> _Work required_
From the records below, copy each line in which the string "Shift" occurs.

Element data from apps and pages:
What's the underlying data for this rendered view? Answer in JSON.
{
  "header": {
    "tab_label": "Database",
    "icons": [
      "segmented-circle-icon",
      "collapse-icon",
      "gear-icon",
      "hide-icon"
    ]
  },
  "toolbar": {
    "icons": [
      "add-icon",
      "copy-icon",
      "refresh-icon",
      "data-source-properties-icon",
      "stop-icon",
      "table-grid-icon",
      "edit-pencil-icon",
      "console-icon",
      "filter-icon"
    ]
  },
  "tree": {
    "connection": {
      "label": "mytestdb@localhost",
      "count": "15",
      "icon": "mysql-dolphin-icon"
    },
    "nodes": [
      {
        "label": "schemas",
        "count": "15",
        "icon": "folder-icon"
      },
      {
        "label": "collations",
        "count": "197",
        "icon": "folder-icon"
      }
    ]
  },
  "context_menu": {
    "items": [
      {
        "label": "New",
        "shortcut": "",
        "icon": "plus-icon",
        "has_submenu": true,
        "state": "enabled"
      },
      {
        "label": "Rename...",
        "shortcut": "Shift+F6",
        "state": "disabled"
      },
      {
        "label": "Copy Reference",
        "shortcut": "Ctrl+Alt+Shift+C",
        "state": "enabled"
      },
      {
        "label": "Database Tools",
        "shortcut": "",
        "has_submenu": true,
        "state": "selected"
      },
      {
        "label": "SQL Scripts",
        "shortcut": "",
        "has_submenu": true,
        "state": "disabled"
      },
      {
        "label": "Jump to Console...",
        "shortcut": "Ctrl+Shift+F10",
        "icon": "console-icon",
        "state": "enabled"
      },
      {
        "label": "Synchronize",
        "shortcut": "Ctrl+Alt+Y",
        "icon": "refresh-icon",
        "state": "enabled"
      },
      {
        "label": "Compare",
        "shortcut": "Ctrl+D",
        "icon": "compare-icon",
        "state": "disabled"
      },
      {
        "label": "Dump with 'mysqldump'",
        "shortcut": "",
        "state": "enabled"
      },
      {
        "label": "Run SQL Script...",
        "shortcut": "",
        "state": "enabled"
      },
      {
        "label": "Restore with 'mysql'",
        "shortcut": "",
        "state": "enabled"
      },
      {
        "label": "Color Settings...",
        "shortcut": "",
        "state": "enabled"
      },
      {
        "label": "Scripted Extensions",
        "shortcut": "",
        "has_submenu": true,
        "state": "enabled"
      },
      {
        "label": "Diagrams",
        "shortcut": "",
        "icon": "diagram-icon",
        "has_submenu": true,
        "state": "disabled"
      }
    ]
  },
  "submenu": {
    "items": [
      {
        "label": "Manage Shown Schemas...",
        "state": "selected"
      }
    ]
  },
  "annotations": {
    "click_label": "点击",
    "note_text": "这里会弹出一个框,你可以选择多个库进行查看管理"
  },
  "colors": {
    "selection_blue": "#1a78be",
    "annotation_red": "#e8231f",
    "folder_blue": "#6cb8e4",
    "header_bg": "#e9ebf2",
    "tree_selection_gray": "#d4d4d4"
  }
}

> _Answer to the problem_
        "shortcut": "Shift+F6",
        "shortcut": "Ctrl+Alt+Shift+C",
        "shortcut": "Ctrl+Shift+F10",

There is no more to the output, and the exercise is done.